About this exercise:
Using the listing below, report how many lines hold the word "Assistant", and nothing else.

Records provided:
= Beginning of Section =

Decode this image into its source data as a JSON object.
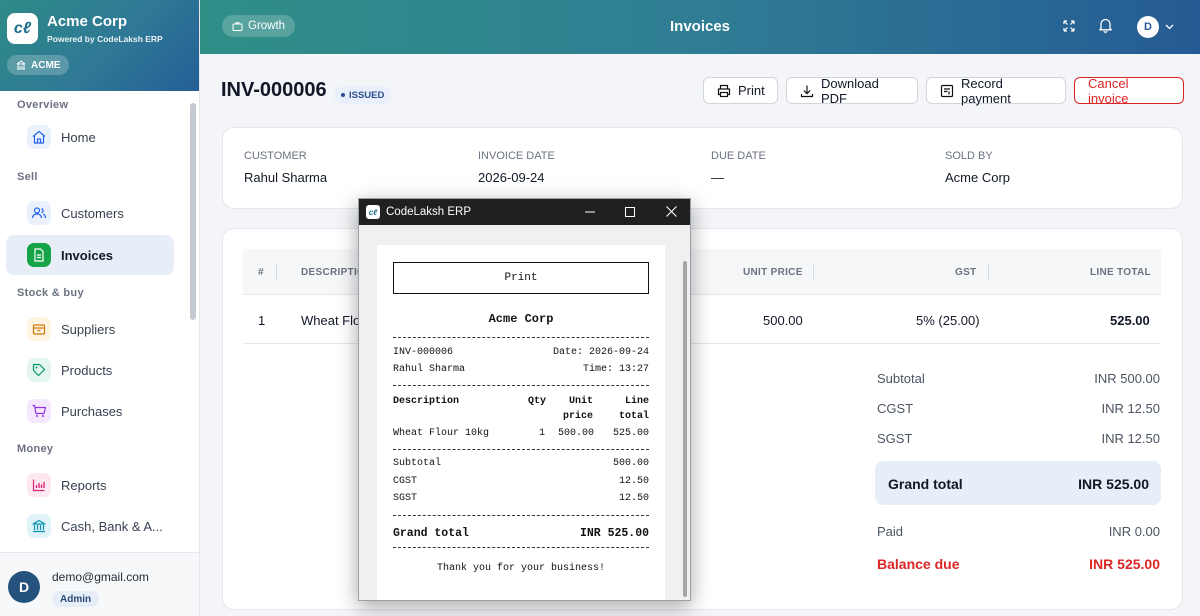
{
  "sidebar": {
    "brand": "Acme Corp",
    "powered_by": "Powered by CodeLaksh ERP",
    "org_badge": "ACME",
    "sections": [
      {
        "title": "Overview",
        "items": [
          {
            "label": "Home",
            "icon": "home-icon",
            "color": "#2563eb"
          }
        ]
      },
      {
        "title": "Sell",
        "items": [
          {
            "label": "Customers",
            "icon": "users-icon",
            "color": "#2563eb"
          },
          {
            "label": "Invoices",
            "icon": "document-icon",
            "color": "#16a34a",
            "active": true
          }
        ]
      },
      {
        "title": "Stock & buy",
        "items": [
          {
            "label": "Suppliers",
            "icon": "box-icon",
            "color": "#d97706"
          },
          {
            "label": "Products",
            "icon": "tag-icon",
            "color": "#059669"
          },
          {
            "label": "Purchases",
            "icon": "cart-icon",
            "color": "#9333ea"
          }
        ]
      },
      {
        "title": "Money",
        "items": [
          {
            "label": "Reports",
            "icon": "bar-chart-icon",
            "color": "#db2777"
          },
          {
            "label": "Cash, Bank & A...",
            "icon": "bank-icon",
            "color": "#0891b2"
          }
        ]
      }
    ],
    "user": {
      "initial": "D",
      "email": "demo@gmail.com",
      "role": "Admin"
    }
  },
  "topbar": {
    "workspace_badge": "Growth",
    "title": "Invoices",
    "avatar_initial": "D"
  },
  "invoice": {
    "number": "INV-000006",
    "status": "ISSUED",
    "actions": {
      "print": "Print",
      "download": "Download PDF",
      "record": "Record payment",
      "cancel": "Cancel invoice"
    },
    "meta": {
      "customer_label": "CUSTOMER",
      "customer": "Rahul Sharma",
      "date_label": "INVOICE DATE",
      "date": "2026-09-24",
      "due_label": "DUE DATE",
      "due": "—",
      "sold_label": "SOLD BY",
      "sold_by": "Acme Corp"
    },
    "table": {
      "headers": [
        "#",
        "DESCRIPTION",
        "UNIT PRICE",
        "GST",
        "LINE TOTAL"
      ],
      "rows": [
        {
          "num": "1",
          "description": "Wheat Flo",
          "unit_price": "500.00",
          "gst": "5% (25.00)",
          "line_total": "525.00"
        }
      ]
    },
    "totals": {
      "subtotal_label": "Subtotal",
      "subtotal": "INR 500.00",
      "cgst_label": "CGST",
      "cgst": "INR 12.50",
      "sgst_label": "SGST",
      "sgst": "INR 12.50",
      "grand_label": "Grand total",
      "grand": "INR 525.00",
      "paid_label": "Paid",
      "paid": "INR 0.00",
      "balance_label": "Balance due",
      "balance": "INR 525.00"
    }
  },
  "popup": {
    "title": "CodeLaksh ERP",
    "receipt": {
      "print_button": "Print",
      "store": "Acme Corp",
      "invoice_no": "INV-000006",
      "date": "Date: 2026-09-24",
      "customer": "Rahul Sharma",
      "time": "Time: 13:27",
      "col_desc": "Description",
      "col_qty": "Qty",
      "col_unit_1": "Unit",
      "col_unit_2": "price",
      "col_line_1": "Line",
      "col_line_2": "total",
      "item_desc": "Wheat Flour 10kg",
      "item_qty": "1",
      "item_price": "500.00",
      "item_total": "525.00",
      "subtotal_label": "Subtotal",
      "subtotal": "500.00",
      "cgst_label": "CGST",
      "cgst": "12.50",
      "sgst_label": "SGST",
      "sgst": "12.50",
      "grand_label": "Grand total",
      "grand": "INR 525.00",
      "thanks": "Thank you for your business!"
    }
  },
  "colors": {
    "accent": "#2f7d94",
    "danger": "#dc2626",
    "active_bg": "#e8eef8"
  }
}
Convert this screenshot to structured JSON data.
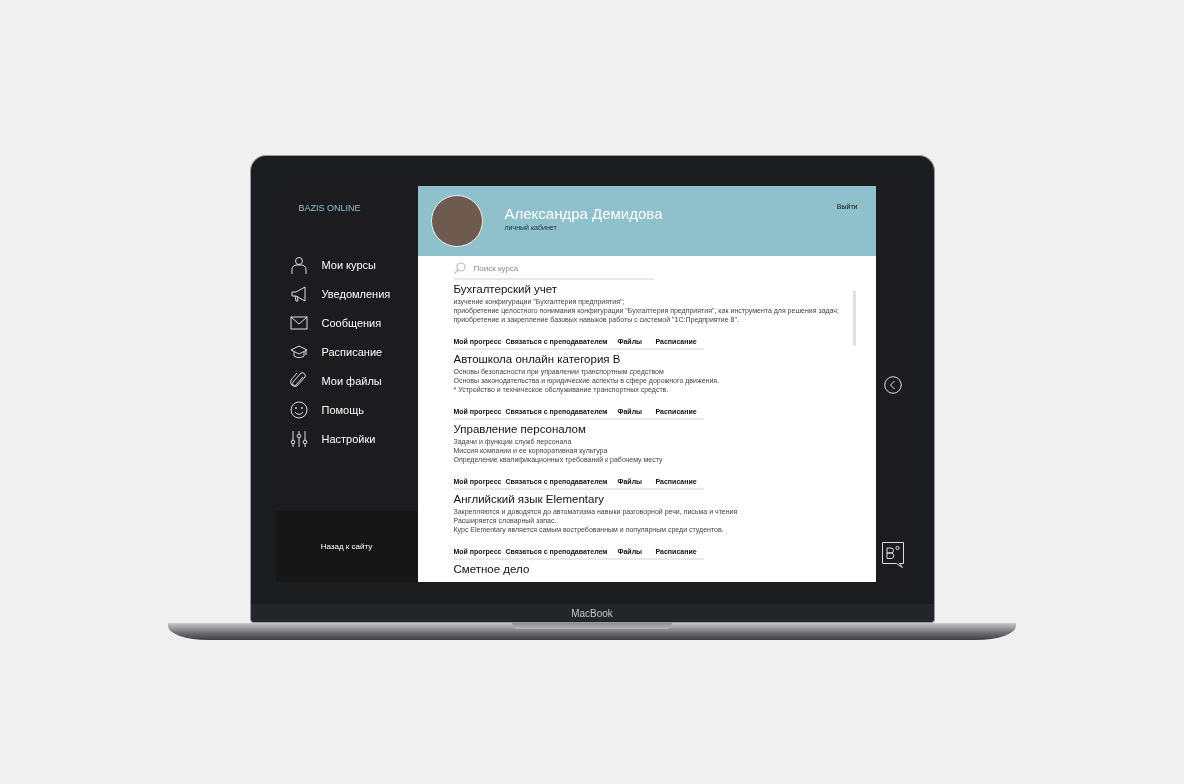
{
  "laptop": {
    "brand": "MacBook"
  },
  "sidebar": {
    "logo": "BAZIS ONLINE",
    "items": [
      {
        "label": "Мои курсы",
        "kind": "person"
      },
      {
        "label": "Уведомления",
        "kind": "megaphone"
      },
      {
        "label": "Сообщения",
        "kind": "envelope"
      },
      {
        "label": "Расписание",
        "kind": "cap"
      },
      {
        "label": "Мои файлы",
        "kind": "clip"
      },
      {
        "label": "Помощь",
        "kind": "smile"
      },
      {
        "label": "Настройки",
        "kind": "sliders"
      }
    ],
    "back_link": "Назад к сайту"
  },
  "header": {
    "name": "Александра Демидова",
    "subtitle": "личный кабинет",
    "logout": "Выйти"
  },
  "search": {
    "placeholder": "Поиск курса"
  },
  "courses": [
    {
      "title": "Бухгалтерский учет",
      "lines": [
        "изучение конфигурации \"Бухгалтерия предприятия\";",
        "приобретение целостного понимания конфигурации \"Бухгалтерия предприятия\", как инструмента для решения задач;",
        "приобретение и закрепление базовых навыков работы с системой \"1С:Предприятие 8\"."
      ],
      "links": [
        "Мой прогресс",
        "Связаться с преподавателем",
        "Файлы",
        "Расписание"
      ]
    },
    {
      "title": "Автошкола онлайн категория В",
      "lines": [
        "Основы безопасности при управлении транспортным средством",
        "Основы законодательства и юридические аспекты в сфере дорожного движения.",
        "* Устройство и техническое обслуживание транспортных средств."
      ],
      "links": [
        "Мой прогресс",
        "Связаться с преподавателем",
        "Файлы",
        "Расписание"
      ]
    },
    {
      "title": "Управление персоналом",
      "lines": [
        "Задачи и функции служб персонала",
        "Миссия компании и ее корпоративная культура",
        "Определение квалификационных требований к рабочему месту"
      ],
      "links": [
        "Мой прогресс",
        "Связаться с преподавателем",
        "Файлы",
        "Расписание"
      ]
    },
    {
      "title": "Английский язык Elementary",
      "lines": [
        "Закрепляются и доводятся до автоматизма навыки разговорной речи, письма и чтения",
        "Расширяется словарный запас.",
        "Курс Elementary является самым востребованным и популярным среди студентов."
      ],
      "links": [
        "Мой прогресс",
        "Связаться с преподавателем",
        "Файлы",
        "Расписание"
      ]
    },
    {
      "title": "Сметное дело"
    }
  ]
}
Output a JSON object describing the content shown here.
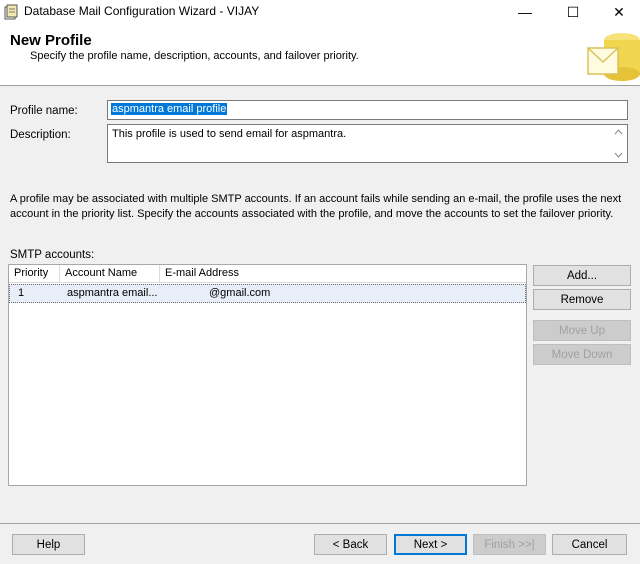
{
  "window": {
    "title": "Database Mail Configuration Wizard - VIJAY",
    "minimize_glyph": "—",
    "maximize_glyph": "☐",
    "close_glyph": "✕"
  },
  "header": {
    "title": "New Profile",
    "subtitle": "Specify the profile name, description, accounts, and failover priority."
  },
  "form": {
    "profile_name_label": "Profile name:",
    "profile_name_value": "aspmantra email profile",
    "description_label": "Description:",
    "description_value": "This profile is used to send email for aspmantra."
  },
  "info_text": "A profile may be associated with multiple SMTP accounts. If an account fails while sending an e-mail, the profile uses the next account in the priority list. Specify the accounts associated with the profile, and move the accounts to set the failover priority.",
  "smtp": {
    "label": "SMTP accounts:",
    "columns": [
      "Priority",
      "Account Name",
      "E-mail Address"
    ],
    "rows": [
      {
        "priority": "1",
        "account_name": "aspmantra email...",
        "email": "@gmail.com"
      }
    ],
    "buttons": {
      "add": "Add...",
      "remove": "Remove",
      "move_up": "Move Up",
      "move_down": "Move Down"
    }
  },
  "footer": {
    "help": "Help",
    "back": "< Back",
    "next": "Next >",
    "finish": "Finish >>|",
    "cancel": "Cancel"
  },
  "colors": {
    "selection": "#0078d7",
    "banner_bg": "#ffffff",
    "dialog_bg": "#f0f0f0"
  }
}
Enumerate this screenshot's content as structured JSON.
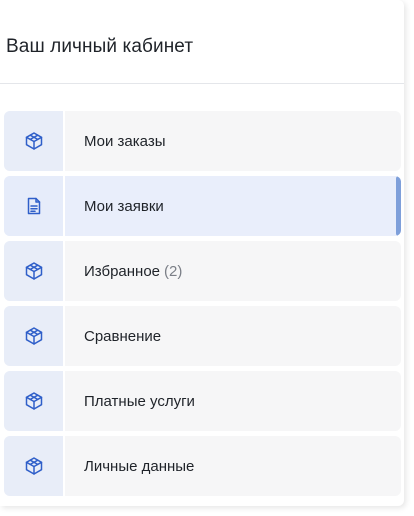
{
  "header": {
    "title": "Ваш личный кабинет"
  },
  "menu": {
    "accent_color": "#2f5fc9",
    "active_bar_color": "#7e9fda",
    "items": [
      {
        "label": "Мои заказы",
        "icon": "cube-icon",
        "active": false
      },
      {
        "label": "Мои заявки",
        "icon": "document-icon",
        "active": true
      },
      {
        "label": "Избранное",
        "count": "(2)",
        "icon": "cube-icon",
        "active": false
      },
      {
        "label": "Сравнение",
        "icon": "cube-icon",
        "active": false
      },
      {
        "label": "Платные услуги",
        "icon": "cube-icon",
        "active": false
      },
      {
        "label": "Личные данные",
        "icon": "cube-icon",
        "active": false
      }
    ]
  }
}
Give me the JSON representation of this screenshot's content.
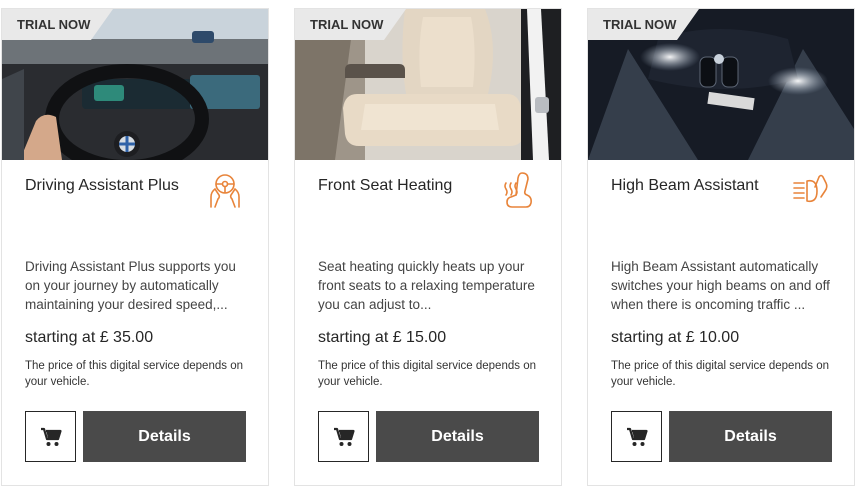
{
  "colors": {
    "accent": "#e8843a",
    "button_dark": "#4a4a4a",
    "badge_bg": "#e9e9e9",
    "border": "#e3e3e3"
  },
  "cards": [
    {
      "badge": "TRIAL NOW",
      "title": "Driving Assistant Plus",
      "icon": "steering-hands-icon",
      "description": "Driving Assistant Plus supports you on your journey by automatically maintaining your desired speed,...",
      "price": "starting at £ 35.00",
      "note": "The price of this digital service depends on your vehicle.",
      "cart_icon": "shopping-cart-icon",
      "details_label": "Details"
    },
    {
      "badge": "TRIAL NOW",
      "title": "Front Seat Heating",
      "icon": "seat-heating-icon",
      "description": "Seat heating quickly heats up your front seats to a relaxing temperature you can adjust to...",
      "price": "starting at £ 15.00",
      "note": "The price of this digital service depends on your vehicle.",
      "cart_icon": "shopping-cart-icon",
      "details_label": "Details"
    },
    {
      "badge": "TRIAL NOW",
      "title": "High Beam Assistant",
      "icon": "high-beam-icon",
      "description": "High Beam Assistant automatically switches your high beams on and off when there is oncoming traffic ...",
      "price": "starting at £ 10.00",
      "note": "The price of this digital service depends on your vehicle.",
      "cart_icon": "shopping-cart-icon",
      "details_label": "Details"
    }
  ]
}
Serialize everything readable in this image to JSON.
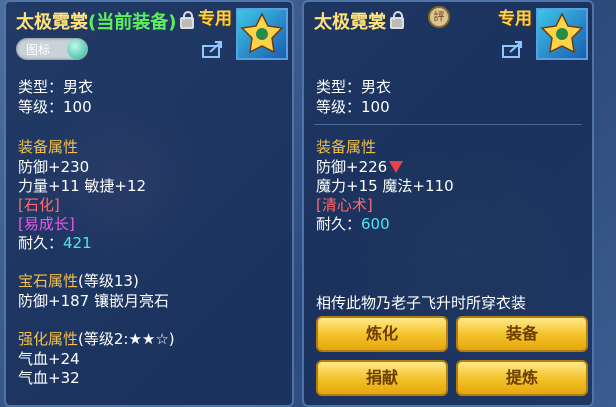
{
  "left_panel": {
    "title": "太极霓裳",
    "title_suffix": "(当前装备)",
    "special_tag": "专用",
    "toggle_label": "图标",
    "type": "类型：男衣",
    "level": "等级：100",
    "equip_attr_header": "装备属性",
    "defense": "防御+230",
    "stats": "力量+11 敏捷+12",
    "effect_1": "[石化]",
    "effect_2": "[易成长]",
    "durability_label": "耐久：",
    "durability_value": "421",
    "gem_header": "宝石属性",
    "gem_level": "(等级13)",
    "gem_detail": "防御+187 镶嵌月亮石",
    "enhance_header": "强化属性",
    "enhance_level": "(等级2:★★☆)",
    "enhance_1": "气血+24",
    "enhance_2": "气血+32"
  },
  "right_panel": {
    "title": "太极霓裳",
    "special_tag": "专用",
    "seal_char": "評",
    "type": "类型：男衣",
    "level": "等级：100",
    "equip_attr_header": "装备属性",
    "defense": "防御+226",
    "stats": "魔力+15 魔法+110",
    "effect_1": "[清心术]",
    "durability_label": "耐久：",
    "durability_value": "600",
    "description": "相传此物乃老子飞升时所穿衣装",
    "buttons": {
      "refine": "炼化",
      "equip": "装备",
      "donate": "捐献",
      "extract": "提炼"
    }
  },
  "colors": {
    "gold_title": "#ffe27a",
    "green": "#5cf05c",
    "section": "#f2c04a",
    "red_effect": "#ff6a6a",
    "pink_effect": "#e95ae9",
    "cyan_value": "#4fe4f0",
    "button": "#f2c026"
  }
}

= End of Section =

Written solution:
4